▸ Description of the task
Answer with a single number: the count of lines below that hold "Скопировать".

▸ Task input
....
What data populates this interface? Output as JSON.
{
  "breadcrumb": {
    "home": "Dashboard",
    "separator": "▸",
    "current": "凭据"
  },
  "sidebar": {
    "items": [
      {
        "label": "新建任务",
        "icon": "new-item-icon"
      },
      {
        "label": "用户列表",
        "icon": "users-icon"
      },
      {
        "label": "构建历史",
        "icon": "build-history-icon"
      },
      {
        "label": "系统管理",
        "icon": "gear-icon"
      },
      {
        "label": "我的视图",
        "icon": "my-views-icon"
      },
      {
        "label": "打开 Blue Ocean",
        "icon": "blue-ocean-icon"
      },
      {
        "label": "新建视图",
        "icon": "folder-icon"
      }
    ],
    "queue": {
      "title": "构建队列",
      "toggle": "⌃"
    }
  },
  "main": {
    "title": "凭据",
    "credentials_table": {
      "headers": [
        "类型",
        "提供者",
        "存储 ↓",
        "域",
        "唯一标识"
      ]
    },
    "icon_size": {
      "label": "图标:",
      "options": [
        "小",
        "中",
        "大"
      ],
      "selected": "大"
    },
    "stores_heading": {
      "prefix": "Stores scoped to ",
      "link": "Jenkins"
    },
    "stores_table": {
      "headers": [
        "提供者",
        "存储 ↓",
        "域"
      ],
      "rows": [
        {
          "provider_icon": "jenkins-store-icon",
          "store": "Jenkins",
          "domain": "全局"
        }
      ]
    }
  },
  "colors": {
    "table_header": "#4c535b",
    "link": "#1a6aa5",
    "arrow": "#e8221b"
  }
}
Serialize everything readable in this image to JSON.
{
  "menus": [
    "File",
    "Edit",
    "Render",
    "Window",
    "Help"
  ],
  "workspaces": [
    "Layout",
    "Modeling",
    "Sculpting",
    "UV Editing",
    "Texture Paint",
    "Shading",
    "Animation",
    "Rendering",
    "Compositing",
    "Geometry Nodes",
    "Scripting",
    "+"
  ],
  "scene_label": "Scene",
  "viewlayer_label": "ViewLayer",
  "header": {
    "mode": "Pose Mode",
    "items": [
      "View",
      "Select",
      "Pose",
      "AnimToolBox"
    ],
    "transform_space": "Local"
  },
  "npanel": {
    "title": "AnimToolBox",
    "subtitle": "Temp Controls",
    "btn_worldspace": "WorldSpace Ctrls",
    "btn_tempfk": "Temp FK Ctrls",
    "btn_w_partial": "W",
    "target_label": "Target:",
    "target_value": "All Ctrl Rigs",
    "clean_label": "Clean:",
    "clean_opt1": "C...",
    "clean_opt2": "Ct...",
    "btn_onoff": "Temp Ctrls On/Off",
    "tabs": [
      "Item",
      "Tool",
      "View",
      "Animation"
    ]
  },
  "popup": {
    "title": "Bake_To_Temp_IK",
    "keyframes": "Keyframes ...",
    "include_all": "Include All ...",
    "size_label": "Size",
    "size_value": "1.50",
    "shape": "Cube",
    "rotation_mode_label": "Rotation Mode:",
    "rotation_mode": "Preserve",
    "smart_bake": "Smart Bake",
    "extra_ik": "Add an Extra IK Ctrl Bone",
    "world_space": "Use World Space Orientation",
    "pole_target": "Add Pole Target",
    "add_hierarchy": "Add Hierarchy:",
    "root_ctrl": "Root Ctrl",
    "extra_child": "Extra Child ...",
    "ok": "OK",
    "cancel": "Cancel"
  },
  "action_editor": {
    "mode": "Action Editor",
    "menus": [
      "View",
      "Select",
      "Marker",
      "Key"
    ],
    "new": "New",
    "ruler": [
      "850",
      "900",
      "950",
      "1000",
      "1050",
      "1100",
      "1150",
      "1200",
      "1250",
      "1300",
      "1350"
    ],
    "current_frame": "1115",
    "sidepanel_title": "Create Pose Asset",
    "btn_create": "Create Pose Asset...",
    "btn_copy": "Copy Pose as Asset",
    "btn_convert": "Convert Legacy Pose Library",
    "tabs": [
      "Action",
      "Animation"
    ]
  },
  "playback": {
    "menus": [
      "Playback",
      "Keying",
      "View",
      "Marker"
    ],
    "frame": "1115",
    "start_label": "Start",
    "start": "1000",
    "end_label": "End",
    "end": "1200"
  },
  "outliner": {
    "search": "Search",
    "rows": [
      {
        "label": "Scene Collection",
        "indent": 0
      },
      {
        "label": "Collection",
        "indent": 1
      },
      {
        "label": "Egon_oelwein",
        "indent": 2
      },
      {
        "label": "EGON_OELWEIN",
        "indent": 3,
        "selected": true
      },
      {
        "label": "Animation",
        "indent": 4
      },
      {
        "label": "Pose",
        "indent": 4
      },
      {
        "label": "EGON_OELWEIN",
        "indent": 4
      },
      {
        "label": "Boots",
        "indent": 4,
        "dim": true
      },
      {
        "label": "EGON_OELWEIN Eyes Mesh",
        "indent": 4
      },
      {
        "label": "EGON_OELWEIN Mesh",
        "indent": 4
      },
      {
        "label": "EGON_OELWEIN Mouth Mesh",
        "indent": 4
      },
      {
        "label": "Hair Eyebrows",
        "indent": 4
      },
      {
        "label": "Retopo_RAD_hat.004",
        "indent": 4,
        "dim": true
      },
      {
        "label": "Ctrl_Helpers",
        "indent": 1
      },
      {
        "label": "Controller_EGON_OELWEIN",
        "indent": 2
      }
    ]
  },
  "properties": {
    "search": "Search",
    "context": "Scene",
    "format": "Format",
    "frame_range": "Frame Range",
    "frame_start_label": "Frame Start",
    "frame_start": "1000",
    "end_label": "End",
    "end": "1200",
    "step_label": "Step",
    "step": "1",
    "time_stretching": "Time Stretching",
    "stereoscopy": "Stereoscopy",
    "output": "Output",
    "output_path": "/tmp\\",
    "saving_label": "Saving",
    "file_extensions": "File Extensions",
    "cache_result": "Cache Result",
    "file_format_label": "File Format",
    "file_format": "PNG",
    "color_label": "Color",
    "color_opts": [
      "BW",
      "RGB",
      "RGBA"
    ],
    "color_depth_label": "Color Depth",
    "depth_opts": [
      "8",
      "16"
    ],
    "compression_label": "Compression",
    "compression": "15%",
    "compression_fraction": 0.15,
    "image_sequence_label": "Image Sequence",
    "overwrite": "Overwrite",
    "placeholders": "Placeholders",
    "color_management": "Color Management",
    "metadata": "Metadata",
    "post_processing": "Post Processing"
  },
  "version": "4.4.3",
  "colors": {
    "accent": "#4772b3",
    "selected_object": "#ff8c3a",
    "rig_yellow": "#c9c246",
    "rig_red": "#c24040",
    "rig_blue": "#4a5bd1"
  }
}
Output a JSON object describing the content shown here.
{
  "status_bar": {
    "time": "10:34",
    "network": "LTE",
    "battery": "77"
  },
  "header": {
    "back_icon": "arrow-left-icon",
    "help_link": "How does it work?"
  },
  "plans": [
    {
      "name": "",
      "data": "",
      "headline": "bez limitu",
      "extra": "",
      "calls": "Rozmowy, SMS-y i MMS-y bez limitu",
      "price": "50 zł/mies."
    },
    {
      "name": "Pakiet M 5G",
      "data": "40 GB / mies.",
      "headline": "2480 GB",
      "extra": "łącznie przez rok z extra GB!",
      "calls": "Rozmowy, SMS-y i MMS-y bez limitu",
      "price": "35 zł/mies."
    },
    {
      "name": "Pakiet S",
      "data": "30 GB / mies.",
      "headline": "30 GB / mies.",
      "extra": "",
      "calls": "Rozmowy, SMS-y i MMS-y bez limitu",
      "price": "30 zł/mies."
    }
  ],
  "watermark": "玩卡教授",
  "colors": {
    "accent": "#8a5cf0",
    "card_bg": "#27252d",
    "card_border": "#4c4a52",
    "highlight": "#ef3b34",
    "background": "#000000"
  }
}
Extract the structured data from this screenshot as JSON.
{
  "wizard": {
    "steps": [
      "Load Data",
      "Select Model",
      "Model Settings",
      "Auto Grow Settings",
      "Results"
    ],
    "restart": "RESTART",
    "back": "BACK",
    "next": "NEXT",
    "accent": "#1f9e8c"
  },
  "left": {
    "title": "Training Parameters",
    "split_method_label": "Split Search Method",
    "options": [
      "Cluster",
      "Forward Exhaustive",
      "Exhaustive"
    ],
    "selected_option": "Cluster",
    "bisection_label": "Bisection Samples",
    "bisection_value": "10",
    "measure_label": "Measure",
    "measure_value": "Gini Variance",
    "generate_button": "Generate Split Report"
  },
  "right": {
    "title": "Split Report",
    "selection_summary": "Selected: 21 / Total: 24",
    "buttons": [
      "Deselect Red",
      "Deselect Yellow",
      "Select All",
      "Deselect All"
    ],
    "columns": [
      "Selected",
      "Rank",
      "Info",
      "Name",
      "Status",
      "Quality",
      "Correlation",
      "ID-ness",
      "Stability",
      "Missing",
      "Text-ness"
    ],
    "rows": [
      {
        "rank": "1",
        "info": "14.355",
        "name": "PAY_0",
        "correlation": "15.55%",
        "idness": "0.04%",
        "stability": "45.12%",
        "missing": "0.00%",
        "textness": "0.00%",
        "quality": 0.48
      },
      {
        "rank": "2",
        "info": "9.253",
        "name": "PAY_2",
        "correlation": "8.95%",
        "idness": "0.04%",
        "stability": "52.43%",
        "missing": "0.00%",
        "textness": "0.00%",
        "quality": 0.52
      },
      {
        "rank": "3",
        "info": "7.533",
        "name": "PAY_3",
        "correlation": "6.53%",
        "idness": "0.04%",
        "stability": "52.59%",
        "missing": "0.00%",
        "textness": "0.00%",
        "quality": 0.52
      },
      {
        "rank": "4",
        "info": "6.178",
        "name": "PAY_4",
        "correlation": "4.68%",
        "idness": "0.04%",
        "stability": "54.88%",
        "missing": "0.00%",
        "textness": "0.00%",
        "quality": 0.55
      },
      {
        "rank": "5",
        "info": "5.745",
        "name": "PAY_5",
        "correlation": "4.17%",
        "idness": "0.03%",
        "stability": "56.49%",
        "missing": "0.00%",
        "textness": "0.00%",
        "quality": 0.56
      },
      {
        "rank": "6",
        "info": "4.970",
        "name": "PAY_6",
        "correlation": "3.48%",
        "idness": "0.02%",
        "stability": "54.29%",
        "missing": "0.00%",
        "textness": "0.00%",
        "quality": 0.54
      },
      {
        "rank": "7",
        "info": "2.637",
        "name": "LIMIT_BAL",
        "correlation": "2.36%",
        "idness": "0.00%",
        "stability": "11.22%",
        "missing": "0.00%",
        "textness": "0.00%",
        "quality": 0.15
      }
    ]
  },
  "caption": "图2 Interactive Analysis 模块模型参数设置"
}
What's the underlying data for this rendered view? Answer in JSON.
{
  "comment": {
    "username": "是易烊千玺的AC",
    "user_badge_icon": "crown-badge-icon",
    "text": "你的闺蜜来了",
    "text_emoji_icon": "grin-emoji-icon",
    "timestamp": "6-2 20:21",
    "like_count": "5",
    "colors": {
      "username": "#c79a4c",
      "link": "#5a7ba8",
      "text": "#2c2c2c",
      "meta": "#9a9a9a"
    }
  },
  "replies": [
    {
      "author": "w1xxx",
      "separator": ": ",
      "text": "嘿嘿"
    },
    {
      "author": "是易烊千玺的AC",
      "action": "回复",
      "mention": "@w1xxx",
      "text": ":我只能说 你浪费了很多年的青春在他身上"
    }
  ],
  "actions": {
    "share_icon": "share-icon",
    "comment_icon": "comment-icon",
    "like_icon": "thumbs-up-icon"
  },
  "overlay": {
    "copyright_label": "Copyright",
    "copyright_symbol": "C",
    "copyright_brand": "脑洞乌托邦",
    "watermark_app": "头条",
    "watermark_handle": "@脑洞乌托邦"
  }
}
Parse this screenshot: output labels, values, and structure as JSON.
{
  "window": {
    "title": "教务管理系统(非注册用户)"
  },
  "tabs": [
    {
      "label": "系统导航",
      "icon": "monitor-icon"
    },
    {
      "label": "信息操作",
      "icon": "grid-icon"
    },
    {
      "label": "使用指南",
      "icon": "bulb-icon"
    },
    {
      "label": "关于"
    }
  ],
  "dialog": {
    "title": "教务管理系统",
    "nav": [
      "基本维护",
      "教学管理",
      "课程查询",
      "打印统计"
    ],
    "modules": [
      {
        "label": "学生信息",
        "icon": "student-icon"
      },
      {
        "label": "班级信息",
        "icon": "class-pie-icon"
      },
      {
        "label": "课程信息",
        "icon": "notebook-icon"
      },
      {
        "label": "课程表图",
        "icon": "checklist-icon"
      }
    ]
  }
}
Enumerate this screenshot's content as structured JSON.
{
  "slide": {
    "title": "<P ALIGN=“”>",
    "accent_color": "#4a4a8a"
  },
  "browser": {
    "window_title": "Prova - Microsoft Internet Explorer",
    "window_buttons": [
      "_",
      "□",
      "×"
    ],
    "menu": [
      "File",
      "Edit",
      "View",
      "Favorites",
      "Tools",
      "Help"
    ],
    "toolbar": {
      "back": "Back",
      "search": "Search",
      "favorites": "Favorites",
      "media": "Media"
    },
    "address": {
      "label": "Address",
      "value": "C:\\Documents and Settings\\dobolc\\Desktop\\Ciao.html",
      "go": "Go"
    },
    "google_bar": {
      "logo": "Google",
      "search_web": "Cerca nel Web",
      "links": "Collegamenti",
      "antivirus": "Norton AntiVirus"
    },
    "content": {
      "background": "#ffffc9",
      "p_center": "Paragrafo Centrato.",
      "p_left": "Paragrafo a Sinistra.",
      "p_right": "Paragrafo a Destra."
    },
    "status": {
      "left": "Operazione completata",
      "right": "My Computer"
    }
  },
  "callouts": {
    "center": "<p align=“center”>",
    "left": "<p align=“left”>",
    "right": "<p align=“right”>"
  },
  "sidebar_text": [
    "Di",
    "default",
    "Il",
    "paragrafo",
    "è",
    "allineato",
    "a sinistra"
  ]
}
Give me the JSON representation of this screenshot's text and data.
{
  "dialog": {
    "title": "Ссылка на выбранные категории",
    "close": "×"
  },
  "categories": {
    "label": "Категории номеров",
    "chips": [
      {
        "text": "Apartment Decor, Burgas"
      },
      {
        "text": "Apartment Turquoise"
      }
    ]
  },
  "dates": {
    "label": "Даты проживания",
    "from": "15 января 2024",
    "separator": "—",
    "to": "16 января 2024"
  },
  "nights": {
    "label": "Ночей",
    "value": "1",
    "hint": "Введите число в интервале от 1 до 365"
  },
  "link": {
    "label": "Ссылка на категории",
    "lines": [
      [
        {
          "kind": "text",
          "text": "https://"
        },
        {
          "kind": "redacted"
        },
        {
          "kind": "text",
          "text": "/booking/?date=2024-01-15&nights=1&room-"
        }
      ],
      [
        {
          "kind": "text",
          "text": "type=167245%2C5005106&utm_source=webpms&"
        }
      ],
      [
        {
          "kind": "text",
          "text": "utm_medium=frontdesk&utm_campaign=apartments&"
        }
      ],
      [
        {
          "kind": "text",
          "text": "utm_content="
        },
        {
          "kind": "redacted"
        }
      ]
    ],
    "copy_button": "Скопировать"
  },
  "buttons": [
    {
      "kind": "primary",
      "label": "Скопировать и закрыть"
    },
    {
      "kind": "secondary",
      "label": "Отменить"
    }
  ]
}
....
▸ Response to this task
2